James Jordan said...

"This is not true. The very reason why there is a distinction between pure and impure motives testifies to the fact. A pure desire for salvation is one that is Scriptural. For example, in Luke 13 Christ commanded people to repent or perish, indicating that fear of hell is a proper motivation to obey God."

Am I mistaken or is this the passage about the tower that fell on some people? "Do you think that these were more sinful than others? I tell you nay, but unless you repent you shall all likewise perish." How do you get "hell" out of that? He says a tower fell on them; he doesn't say they went to hell. Your whole interpretive framework is riddled with interpretive leaps of this kind. A tower falling on someone = going to hell. This is why Calvinism is so screwed up. All of the objections listed here are only the cherry on top of the milkshake! The chocolate syrup making up the chocolate milkshake is that you make words mean things other than what they mean. Sovereignty which means being an Emperor or king who has no king above you to mean "micromanager" but a micromanager is always on bottom below a stack of bosses worried about losing his job; that's why he micromanages! Emperors don't micromanage; they delegate! You make grace mean magic enabling power rather than mercy. You make love = a coin toss. You make world in John 3:16 mean the elect. You make elect mean lottery winners. You make death mean hell. And you make righteous mean 100% perfect. You make love mean a lottery. When you are done with it hardly a word still retains its real meaning. Say whatever you like but nobody understands a word of it because you're no longer speaking English; you're not speaking any language at all, you're speaking in tongues, the tongues of lunatics.

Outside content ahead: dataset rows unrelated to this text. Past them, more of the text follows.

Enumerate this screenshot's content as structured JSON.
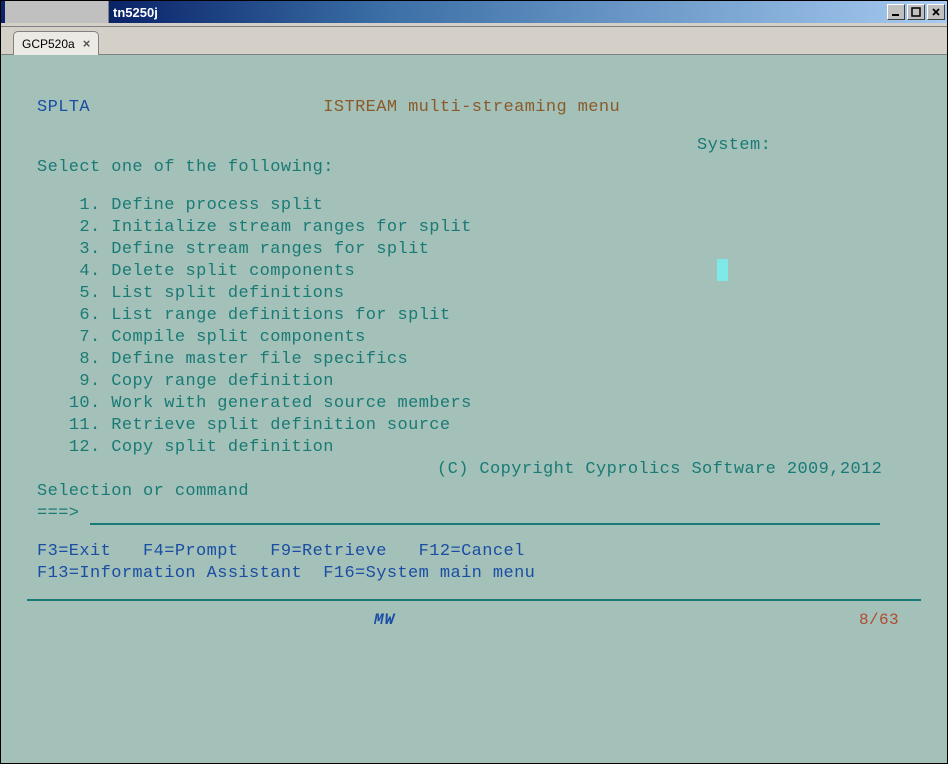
{
  "window": {
    "title": "tn5250j"
  },
  "tab": {
    "label": "GCP520a",
    "close": "×"
  },
  "screen": {
    "program": "SPLTA",
    "title": "ISTREAM multi-streaming menu",
    "system_label": "System:",
    "prompt": "Select one of the following:",
    "menu": [
      {
        "n": " 1",
        "text": "Define process split"
      },
      {
        "n": " 2",
        "text": "Initialize stream ranges for split"
      },
      {
        "n": " 3",
        "text": "Define stream ranges for split"
      },
      {
        "n": " 4",
        "text": "Delete split components"
      },
      {
        "n": " 5",
        "text": "List split definitions"
      },
      {
        "n": " 6",
        "text": "List range definitions for split"
      },
      {
        "n": " 7",
        "text": "Compile split components"
      },
      {
        "n": " 8",
        "text": "Define master file specifics"
      },
      {
        "n": " 9",
        "text": "Copy range definition"
      },
      {
        "n": "10",
        "text": "Work with generated source members"
      },
      {
        "n": "11",
        "text": "Retrieve split definition source"
      },
      {
        "n": "12",
        "text": "Copy split definition"
      }
    ],
    "copyright": "(C) Copyright Cyprolics Software 2009,2012",
    "selection_label": "Selection or command",
    "selection_arrow": "===>",
    "fkeys_line1": "F3=Exit   F4=Prompt   F9=Retrieve   F12=Cancel",
    "fkeys_line2": "F13=Information Assistant  F16=System main menu"
  },
  "status": {
    "mode": "MW",
    "position": "8/63"
  }
}
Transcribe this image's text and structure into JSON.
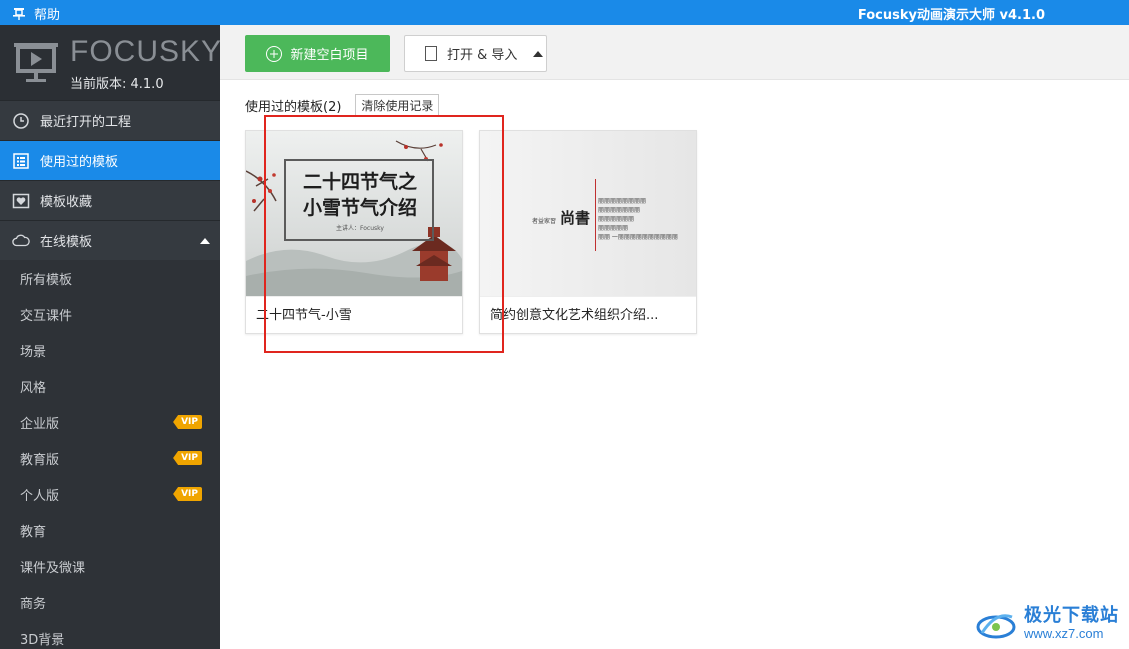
{
  "window": {
    "help_label": "帮助",
    "title": "Focusky动画演示大师 v4.1.0"
  },
  "brand": {
    "name": "FOCUSKY",
    "version": "当前版本: 4.1.0"
  },
  "nav": {
    "items": [
      {
        "label": "最近打开的工程",
        "icon": "clock-icon",
        "active": false
      },
      {
        "label": "使用过的模板",
        "icon": "list-icon",
        "active": true
      },
      {
        "label": "模板收藏",
        "icon": "heart-icon",
        "active": false
      },
      {
        "label": "在线模板",
        "icon": "cloud-icon",
        "active": false
      }
    ],
    "sub_items": [
      {
        "label": "所有模板",
        "badge": ""
      },
      {
        "label": "交互课件",
        "badge": ""
      },
      {
        "label": "场景",
        "badge": ""
      },
      {
        "label": "风格",
        "badge": ""
      },
      {
        "label": "企业版",
        "badge": "VIP"
      },
      {
        "label": "教育版",
        "badge": "VIP"
      },
      {
        "label": "个人版",
        "badge": "VIP"
      },
      {
        "label": "教育",
        "badge": ""
      },
      {
        "label": "课件及微课",
        "badge": ""
      },
      {
        "label": "商务",
        "badge": ""
      },
      {
        "label": "3D背景",
        "badge": ""
      }
    ]
  },
  "toolbar": {
    "new_label": "新建空白项目",
    "open_label": "打开 & 导入"
  },
  "section": {
    "title": "使用过的模板(2)",
    "clear_label": "清除使用记录"
  },
  "cards": [
    {
      "label": "二十四节气-小雪",
      "thumb_title_line1": "二十四节气之",
      "thumb_title_line2": "小雪节气介绍",
      "thumb_sub": "主讲人：Focusky"
    },
    {
      "label": "简约创意文化艺术组织介绍...",
      "thumb_main": "尚書",
      "thumb_pre": "者益家習",
      "thumb_lines": [
        "丽丽丽丽丽丽丽丽",
        "丽丽丽丽丽丽丽",
        "丽丽丽丽丽丽",
        "丽丽丽丽丽",
        "丽丽 一丽丽丽丽丽丽丽丽丽丽"
      ]
    }
  ],
  "watermark": {
    "cn": "极光下载站",
    "url": "www.xz7.com"
  },
  "colors": {
    "accent": "#1a8ae8",
    "sidebar": "#2e3237",
    "new_button": "#4cb85a",
    "vip": "#f0a500",
    "highlight": "#e0251e"
  }
}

R.C. Dozier said...

I get hell out of Luke 13 by allowing scripture to interpret scripture. It is commonly called in Christian circles the analogy of faith. By reading the previous chapter Luke 12:4-5, and its reference text Matthew 10:28-29; it plainly refers of hell.

Luke 12:4-5 "But I will warn you whom to fear: fear him who, after he has killed, has authority to cast into hell. Yes, I tell you, fear him."

Matthew 10:28 "And do not fear those who kill the body but cannot kill the soul. Rather fear him who can destroy both soul and body in hell."

I think your comments suggest you misunderstand Calvinism. I would direct you to these links so you can at least make your criticisms accurately representing Calvinism:

I'd also recommend you read a thought provoking book grounded in Calvinism, like Timothy Keller's book entitled The Reason for God.

R.C. Dozier said...

But even if I misinterpret a verse like Luke 13 it doesn't mean all Christians wrongly interpret the Bible nor does it disprove the truthfulness of the Christian faith.

James Jordan said...

Please toke note of this:

Matthew 10:28 "...Rather fear him who can DESTROY both soul and body in hell."

I know instantly the denial of annihilationism must be shouted from the rooftops, right? Because later Christian tradition rejects it. AH BUT WAIT ONE MINUTE!!!!!!

PSALM 37:20 "But the wicked shall perish, and the enemies of the Lord shall be as the fat of lambs: they shall consume; into smoke shall they consume away."

Combining the two passages, the traditional Christian hell is impossible. The Psalmist speaks of the wicked consuming away into smoke--Jesus speaks of the body and soul being destroyed in hell. Clearly both passages teach annihilationism.